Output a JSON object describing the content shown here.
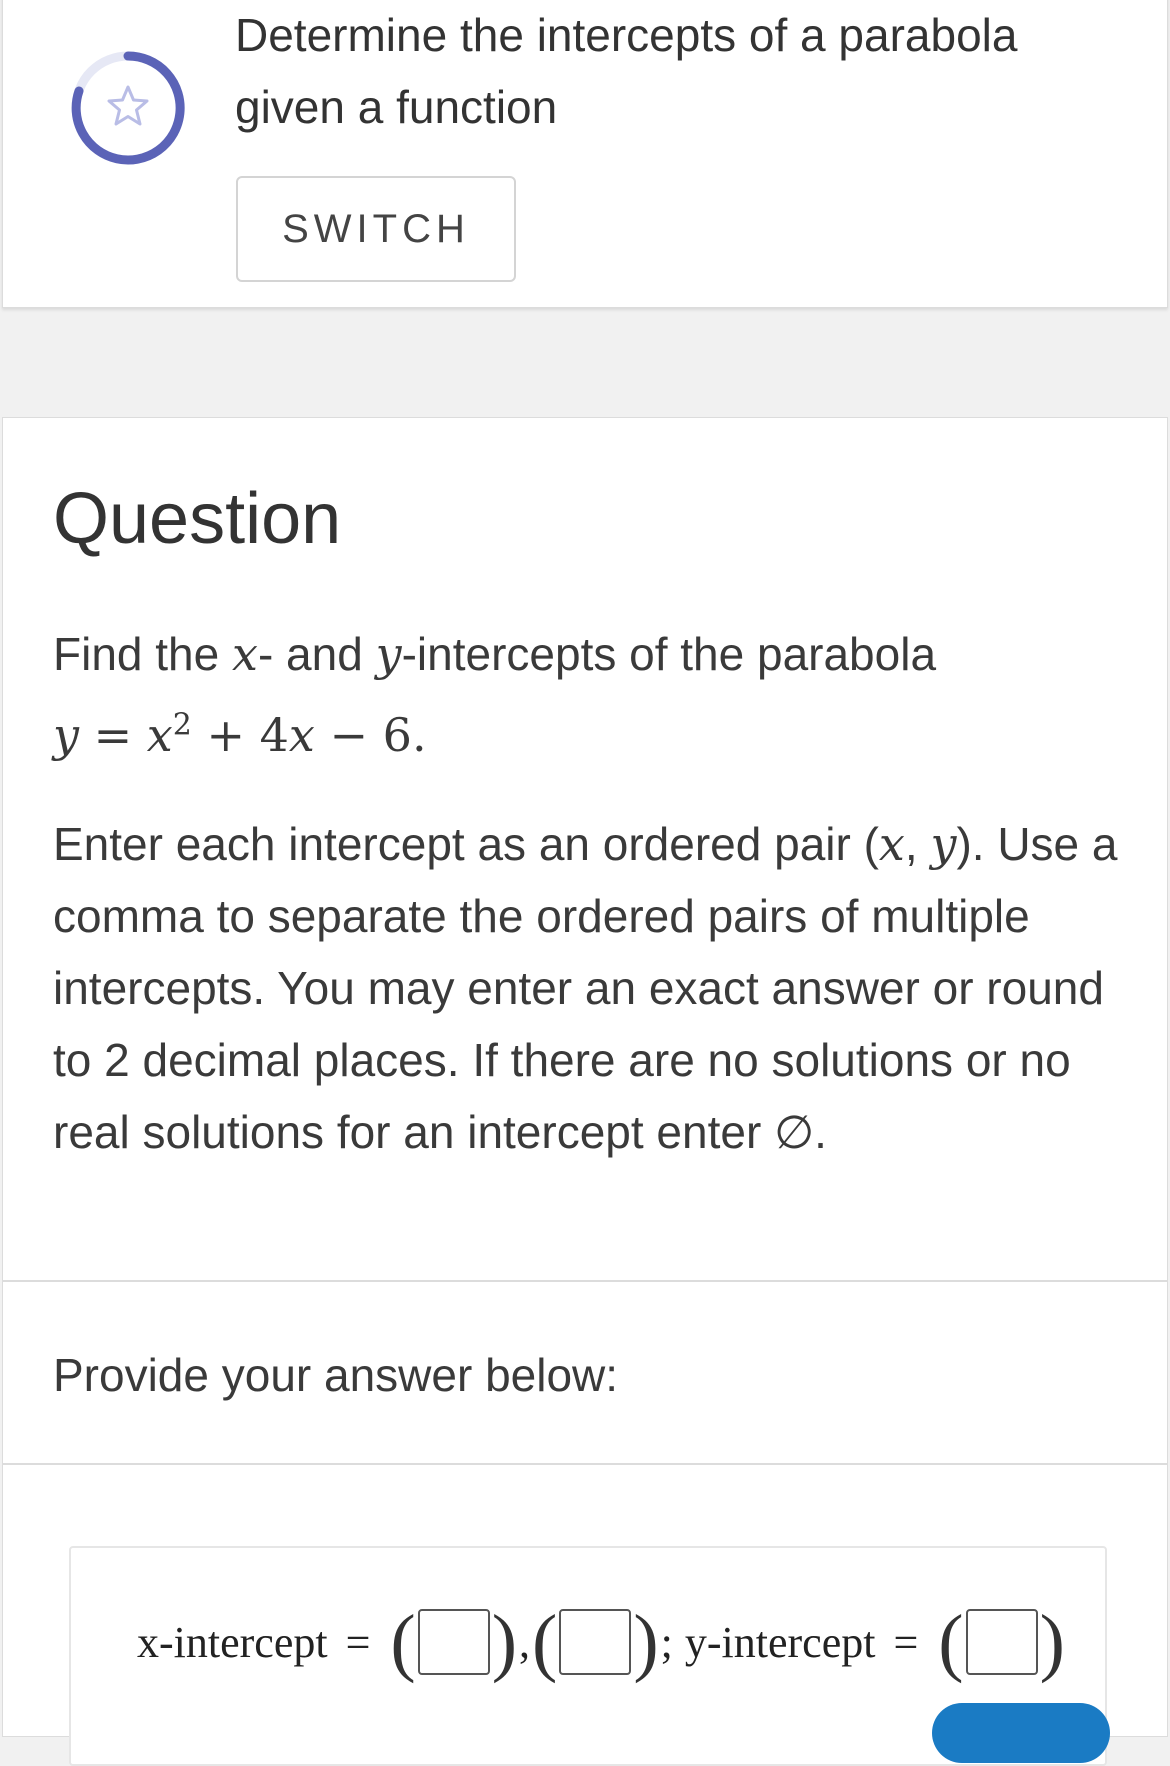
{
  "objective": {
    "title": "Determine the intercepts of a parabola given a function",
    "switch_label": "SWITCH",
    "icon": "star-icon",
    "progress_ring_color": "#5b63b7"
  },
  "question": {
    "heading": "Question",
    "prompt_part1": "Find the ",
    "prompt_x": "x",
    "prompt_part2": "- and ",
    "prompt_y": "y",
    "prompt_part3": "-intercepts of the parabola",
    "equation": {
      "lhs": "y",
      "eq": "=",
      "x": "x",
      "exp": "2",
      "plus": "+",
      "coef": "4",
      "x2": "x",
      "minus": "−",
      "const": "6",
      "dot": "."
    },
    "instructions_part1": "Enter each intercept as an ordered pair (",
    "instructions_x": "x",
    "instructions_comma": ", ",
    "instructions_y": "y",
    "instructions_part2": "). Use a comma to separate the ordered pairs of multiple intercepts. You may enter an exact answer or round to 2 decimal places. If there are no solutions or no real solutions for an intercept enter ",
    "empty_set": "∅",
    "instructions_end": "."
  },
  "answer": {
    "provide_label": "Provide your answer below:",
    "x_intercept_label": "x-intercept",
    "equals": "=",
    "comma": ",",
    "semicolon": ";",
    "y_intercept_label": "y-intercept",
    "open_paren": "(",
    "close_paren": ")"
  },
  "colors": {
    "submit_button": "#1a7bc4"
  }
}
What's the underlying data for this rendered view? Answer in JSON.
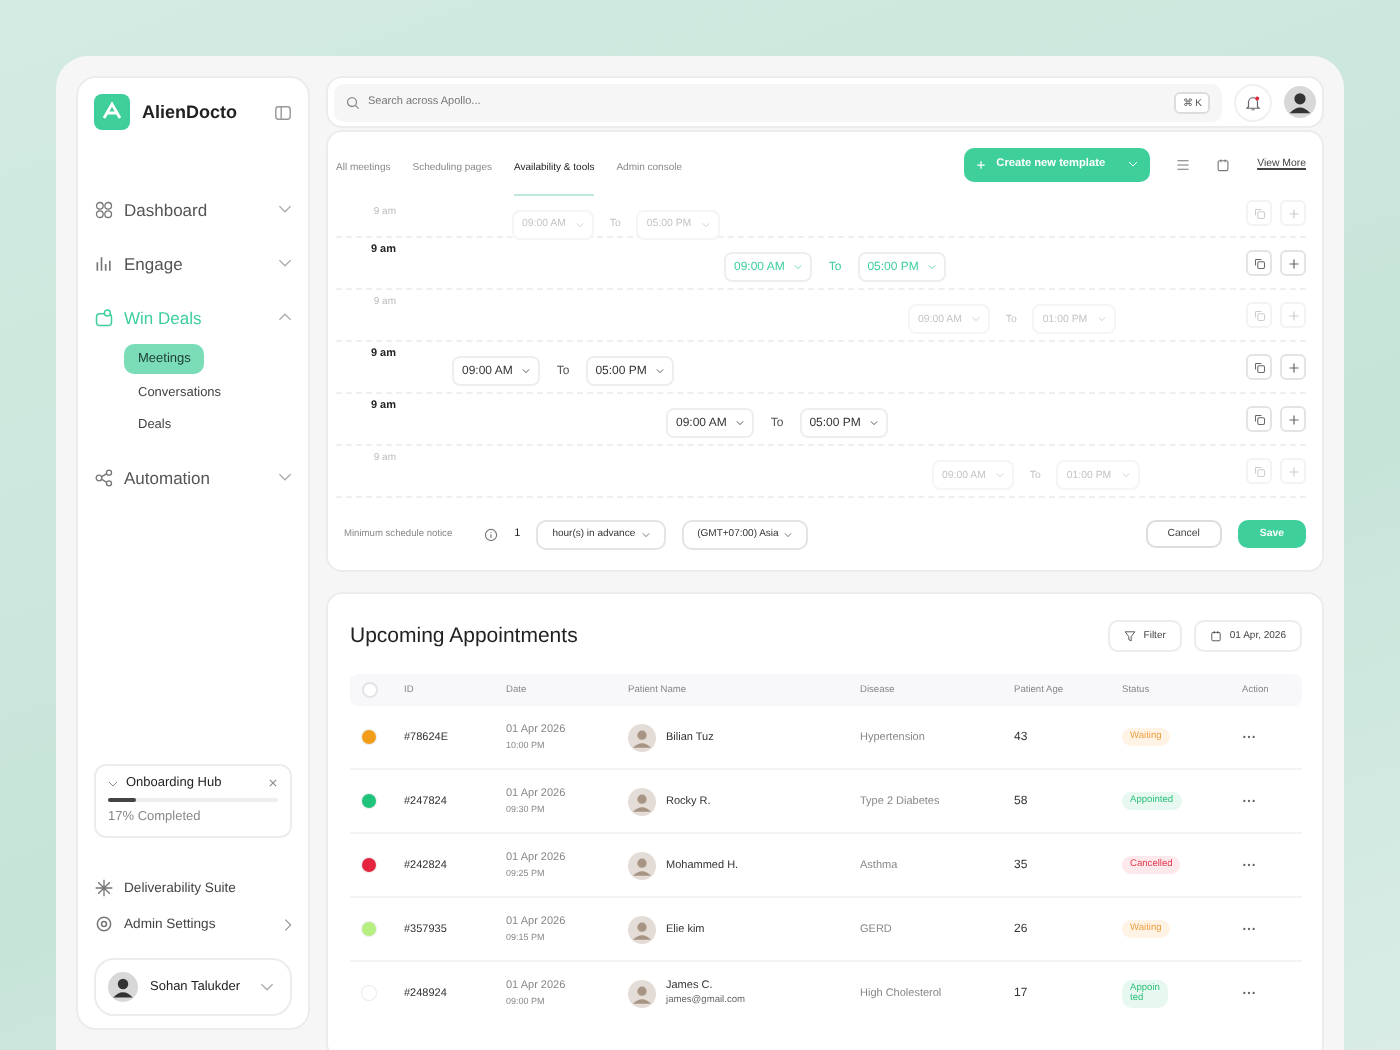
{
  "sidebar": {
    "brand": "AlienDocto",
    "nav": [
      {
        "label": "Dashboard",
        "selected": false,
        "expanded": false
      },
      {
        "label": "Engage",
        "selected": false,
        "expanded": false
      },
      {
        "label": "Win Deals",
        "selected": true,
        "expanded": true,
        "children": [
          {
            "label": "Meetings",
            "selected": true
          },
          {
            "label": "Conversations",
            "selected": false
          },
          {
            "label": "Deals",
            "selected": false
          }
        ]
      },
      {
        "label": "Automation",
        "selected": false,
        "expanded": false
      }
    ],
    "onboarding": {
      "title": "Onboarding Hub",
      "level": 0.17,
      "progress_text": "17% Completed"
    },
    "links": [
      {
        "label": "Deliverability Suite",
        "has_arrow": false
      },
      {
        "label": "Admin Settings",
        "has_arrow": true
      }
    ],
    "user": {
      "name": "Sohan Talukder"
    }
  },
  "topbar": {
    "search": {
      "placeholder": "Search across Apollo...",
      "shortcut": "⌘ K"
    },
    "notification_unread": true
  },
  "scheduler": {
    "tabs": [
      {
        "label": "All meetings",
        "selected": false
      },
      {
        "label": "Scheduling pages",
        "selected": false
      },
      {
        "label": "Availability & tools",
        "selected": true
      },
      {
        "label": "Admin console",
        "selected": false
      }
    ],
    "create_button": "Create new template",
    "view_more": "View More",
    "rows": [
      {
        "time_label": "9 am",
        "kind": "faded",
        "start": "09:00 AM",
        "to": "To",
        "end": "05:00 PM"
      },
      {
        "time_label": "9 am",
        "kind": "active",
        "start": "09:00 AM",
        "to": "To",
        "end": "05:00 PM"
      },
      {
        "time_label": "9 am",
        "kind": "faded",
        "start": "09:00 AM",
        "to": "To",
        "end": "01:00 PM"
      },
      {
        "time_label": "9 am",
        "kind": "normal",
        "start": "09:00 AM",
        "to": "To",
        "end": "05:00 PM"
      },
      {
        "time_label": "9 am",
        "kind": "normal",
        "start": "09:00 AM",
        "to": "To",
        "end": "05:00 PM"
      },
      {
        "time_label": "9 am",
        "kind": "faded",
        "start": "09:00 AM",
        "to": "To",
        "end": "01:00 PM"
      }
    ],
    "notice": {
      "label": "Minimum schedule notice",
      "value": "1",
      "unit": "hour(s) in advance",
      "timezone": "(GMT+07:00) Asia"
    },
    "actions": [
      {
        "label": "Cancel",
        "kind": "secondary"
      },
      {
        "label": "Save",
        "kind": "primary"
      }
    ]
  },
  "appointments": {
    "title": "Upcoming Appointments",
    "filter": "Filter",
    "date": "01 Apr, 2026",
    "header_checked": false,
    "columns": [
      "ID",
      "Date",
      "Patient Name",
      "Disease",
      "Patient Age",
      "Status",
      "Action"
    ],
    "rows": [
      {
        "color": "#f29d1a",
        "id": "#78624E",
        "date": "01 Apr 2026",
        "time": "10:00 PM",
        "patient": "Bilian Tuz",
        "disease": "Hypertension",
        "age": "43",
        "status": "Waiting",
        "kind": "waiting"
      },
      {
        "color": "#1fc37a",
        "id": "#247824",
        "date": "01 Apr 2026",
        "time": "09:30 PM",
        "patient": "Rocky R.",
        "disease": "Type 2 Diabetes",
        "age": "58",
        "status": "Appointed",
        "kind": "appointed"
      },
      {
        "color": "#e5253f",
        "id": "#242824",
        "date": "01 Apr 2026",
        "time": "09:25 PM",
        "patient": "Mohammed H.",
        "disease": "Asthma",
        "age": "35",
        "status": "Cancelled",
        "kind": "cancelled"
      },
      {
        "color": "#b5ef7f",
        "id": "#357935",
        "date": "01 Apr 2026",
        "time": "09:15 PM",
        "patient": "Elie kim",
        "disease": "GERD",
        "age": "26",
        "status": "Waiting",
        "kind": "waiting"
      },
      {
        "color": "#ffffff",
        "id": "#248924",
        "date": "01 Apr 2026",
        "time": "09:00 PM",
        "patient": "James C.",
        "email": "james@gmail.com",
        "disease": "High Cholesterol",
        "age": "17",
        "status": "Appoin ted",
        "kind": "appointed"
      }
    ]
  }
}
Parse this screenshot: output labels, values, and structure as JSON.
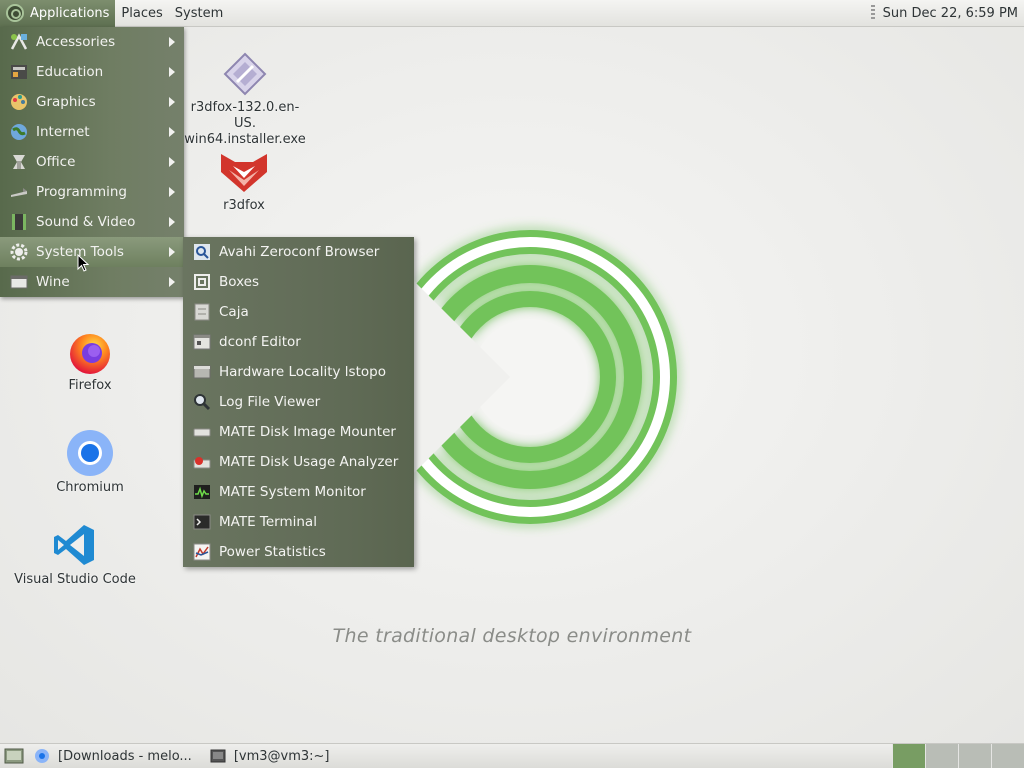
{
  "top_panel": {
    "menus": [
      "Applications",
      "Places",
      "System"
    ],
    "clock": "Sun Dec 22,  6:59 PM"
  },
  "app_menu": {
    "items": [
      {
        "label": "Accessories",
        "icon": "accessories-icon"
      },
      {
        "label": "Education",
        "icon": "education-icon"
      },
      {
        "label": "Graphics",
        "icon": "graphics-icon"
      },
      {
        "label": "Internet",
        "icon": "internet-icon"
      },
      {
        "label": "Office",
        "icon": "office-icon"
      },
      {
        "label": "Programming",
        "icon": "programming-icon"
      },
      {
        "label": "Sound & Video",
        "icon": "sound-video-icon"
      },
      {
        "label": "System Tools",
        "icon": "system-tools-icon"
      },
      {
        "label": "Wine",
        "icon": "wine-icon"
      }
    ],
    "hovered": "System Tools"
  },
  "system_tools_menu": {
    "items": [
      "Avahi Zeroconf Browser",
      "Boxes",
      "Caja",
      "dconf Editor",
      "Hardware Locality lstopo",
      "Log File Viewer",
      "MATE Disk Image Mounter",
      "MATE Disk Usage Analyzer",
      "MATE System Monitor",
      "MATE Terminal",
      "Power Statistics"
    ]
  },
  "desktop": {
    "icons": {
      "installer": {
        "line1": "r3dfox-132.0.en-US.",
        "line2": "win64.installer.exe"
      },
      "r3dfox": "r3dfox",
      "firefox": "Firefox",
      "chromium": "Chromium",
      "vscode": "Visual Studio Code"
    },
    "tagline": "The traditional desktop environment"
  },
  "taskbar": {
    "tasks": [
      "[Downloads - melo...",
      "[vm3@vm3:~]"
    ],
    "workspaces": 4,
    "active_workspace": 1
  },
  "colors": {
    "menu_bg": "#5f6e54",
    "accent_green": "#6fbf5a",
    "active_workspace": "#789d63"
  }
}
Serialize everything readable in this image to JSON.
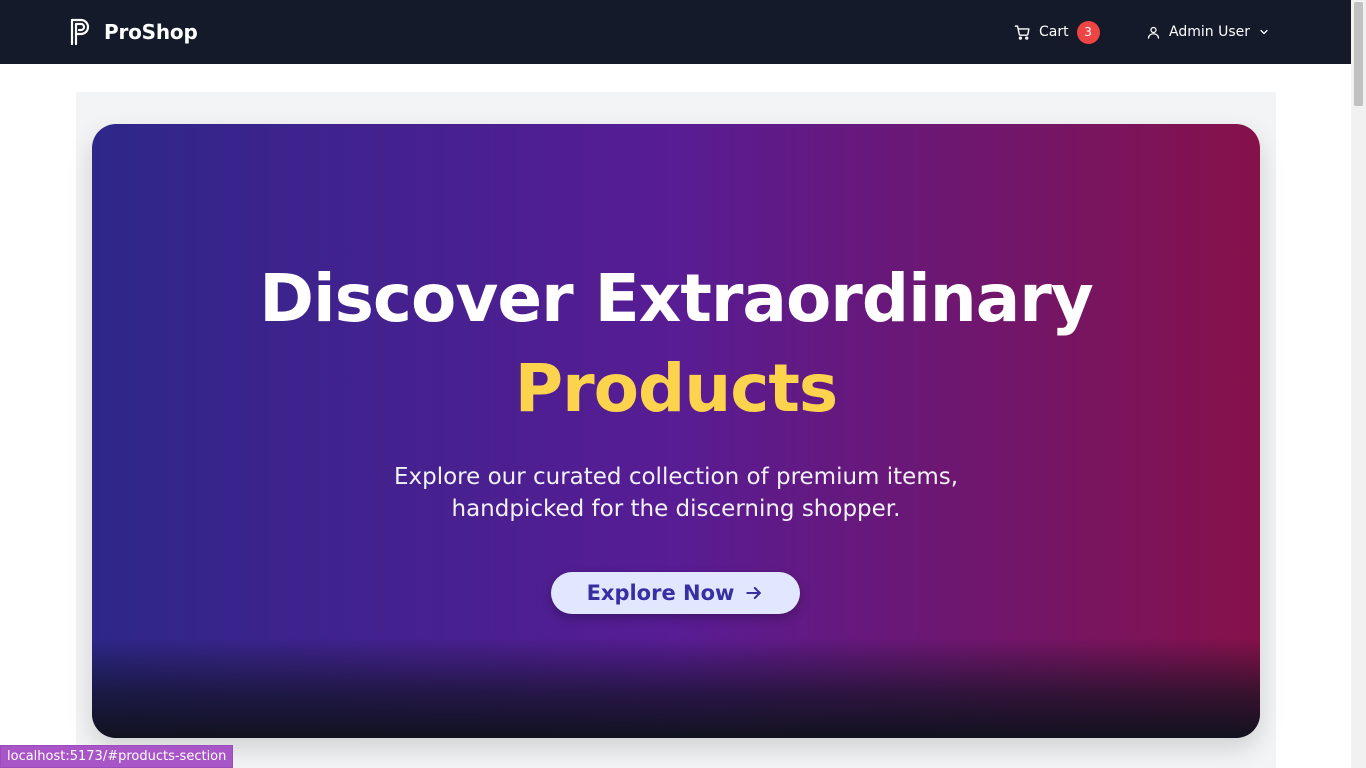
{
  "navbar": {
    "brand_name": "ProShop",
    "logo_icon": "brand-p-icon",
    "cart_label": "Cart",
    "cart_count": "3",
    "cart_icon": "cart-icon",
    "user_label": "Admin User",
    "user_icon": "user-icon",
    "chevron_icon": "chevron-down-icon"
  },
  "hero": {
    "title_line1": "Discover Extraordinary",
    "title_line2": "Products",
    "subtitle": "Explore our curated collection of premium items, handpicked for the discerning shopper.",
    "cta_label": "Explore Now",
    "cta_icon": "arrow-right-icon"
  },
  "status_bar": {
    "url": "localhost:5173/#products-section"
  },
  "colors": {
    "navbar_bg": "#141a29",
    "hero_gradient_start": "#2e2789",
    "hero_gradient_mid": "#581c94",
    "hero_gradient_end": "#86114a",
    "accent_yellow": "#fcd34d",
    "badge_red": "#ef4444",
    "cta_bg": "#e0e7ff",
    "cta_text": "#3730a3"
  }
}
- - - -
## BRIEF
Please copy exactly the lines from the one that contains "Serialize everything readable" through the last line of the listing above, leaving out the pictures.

## SOLUTION BELOW
Serialize everything readable in this image to JSON.
{
  "navbar": {
    "brand_name": "ProShop",
    "logo_icon": "brand-p-icon",
    "cart_label": "Cart",
    "cart_count": "3",
    "cart_icon": "cart-icon",
    "user_label": "Admin User",
    "user_icon": "user-icon",
    "chevron_icon": "chevron-down-icon"
  },
  "hero": {
    "title_line1": "Discover Extraordinary",
    "title_line2": "Products",
    "subtitle": "Explore our curated collection of premium items, handpicked for the discerning shopper.",
    "cta_label": "Explore Now",
    "cta_icon": "arrow-right-icon"
  },
  "status_bar": {
    "url": "localhost:5173/#products-section"
  },
  "colors": {
    "navbar_bg": "#141a29",
    "hero_gradient_start": "#2e2789",
    "hero_gradient_mid": "#581c94",
    "hero_gradient_end": "#86114a",
    "accent_yellow": "#fcd34d",
    "badge_red": "#ef4444",
    "cta_bg": "#e0e7ff",
    "cta_text": "#3730a3"
  }
}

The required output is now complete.